KW: Yes, it certainly has, although it is important to keep in mind that this system is not the solution. It is a tool that allows managers to analyze data and ask the right questions, identify areas for improvement, and successfully implement change.

KG: How did the implementation of a process funnel for each employee impact your staff?
KW: By better defining their roles, staff gained clarity on what was expected of them. By introducing the process funnel, staff members have gained greater control over their job performance through increased visibility and accountability. The weekly meetings have given staff the opportunity to have frequent, honest discussions about their process that empower them to be a part of the solution. Overall, it greatly improved morale by giving each staff member the opportunity to demonstrate success through conversion improvement.

KG: How has this data-driven management approach improved your program?
KW: I find that this process has positively impacted almost every person and every aspect of the program including employees, management, patients, and surgeons. Some of the benefits I have witnessed include the following:

•    Employees. Increased staff accountability; timely recognition and reward for meeting goals; and improved staff motivation and team morale

•    Patients. More efficient, streamlined process; decrease in the amount of time from seminar to surgery; improved patient satisfaction
•    Program management and administration. Increase in employee job satisfaction; accountability shift from administration to employee; improved productivity; objective performance management
•    Surgeons. Improved patient access to care; increase in surgical volume; consistent processes and procedures.

KG: Drawing from your experience, what key take-away points can you share with other program administrators who would like to implement this process?
KW: Other bariatric programs wanting to successfully implement a similar process should consider the following five steps:
1.    Collaborate with the staff to ensure all responsibilities and job descriptions are aligned.
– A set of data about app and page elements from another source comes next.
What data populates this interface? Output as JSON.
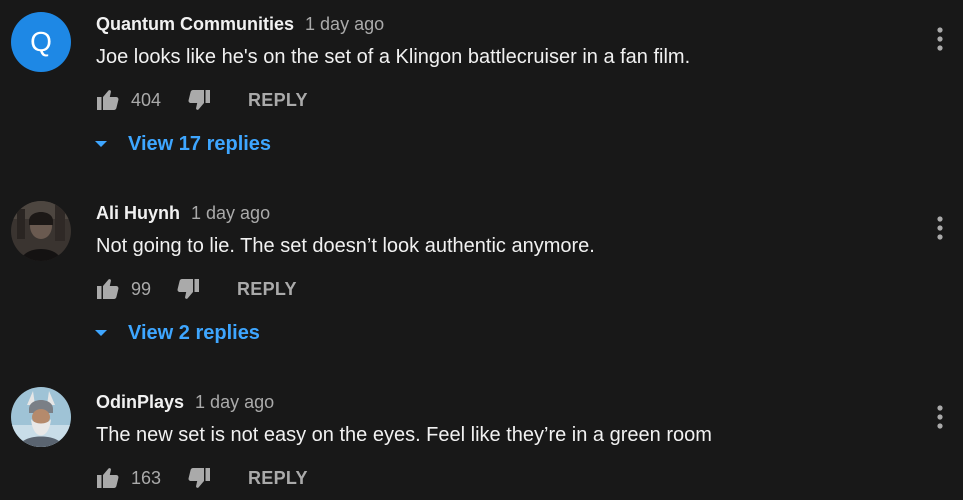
{
  "comments": [
    {
      "author": "Quantum Communities",
      "time": "1 day ago",
      "text": "Joe looks like he's on the set of a Klingon battlecruiser in a fan film.",
      "avatar_letter": "Q",
      "avatar_color": "#1e88e5",
      "likes": "404",
      "reply_label": "REPLY",
      "view_replies": "View 17 replies"
    },
    {
      "author": "Ali Huynh",
      "time": "1 day ago",
      "text": "Not going to lie. The set doesn’t look authentic anymore.",
      "likes": "99",
      "reply_label": "REPLY",
      "view_replies": "View 2 replies"
    },
    {
      "author": "OdinPlays",
      "time": "1 day ago",
      "text": "The new set is not easy on the eyes. Feel like they’re in a green room",
      "likes": "163",
      "reply_label": "REPLY"
    }
  ],
  "icons": {
    "like": "thumbs-up-icon",
    "dislike": "thumbs-down-icon",
    "expand": "chevron-down-icon",
    "menu": "more-vertical-icon"
  },
  "colors": {
    "background": "#181818",
    "text_primary": "#f1f1f1",
    "text_secondary": "#aaaaaa",
    "link": "#3ea6ff"
  }
}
If they are not, update them. This empowers the staff and creates ownership.
2.    Determine the main deliverables for each position. These deliverables will become the foundation for a customized funnel.
3.    Use the funnel approach as the basis for weekly employee meetings and focus on current issues and opportunities for improvement.
4.    Roll the individual funnels into one for better overall management of your program.
5.    Continue to focus on the data to drive process improvement and overall conversion rates.

KG: It sounds like you are happy with your results; do you have any final words of wisdom?
KW: Opportunities for improvement become crystal clear when objective data is the foundation of your decisions. I no longer waste time wondering what I should do to improve the process. Instead, I look at the conversion rates and focus my energy on the opportunities for improvement and growth. In addition to the benefits that I have shared, our surgeon and hospital satisfaction levels have improved, we have experienced a decrease in staff performance issues that require counseling, and we have seen a 37-percent increase in our overall conversion rate.

Category: 5 Minutes With...

Comments are closed.